For four years I’ve been scouring Sabino Canyon looking for a nice specimen of the Eastern Collared Lizard. Until this morning I’ve had no luck at all. Collared lizards aren’t exactly rare, but they are uncommon in the sense that there aren’t many of them and they are quite elusive. They are a predator species. Collared lizards prey on other, smaller lizards, and is the case with most predators, there are far fewer of them in relation to the species that they prey on.

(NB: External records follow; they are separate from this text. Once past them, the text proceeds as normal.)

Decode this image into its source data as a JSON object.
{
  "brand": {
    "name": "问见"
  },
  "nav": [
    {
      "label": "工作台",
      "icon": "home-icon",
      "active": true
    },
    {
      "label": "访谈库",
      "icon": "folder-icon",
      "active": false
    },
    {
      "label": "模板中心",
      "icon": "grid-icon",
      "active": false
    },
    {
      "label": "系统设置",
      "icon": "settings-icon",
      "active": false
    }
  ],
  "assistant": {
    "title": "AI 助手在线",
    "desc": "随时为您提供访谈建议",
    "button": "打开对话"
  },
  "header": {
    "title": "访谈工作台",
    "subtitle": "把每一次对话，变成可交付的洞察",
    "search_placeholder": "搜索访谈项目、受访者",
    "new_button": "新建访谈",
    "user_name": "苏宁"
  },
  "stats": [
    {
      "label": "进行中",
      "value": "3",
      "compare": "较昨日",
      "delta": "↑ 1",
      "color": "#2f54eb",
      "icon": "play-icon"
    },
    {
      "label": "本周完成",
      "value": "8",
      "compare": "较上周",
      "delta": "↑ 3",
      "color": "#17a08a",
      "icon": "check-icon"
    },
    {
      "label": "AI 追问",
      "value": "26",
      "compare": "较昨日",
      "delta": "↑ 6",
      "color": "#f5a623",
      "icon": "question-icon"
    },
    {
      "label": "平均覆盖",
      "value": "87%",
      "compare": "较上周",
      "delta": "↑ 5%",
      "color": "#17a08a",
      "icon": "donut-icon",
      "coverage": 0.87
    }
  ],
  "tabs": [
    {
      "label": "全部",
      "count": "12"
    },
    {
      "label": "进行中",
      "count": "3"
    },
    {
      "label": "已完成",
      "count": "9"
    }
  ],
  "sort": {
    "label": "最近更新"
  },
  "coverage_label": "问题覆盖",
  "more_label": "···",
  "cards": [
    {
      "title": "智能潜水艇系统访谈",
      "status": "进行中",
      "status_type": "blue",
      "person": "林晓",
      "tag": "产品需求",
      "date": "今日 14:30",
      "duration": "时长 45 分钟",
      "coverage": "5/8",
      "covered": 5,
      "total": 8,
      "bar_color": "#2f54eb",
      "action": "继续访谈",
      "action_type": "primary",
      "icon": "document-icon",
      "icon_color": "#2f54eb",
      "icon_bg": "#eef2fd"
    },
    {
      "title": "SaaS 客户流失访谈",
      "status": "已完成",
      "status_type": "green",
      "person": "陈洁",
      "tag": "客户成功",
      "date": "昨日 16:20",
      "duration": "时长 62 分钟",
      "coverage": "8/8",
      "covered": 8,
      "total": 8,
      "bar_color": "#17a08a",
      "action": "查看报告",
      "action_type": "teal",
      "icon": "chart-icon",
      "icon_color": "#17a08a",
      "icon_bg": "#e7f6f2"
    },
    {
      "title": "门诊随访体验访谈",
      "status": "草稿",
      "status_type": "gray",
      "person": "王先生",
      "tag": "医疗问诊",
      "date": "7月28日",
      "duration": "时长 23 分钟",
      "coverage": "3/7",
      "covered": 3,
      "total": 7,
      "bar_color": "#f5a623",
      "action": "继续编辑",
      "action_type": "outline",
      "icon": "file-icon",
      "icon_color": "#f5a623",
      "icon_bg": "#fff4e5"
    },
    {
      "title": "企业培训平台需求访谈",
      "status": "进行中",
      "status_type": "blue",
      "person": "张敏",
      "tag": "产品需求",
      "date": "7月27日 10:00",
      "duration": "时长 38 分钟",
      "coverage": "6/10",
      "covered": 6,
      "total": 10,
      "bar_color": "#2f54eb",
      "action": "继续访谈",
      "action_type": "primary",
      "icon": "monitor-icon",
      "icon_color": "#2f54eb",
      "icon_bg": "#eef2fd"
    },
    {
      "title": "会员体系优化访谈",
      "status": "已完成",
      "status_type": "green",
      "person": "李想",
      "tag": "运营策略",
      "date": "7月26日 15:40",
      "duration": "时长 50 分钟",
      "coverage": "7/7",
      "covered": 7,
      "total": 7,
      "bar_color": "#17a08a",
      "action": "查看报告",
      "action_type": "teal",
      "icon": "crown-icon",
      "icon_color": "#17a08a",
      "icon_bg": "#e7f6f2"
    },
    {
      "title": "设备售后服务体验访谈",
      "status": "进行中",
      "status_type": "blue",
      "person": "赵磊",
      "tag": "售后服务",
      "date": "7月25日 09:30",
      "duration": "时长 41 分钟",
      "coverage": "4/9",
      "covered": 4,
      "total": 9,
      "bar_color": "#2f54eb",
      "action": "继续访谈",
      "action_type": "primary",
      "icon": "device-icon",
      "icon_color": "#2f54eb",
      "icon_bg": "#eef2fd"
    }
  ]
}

The other day, my friend Ned Harris sent me an e-mail containing an embedded photo of an Eastern Collared Lizard and he told me where he’d found it. That whetted my appetite and for the last several days I’ve been pounding the trail where Ned found his lizard. Still without any luck, however. This morning I was walking that trail and I saw Rene Clark, another friend, coming from the opposite direction. Rene shares my love for photographing reptiles so my first question to her was had she seen anything. She answered yes, she’d just photographed a collared lizard. She offered to show me exactly where she’d been successful, so she turned around and we walked back up the trail about 1/4 mile. When we got to the spot, the rocks were devoid of lizards. I thanked Rene and she turned and headed back up the trail in the direction she’d originally been going.
Not ten seconds elapsed when I saw a head pop up from behind a rock. A lizard was peering at me. I instantly recognized it as an Eastern Collared Lizard. I muttered to myself: “don’t blow this opportunity!” and I froze in place. Several minutes went by and I stood motionless, watching the lizard watch me. Then, to my delight, the lizard hauled itself up onto the rock in plain view. I kneeled down very slowly, and I proceeded to photograph it. Here’s the image.
You can see why I searched so long for this photo and why I’m so excited about it. Eastern Collared Lizards are gorgeous. Males, like this one, are a brilliant turquoise in color, with golden accents on their heads, faces, and feet. This species is quite large, as local lizards go. An adult like this lizard measures up to 14 inches from tip of nose to tip of tail. Only Gila Monsters are larger.
I’m just absolutely delighted about this photo. Thanks, Ned and Rene!
Image made with Canon 5Diii, 180 f3.5L Macro lens, available light, ISO 200, M setting, f8 @ 1/1000.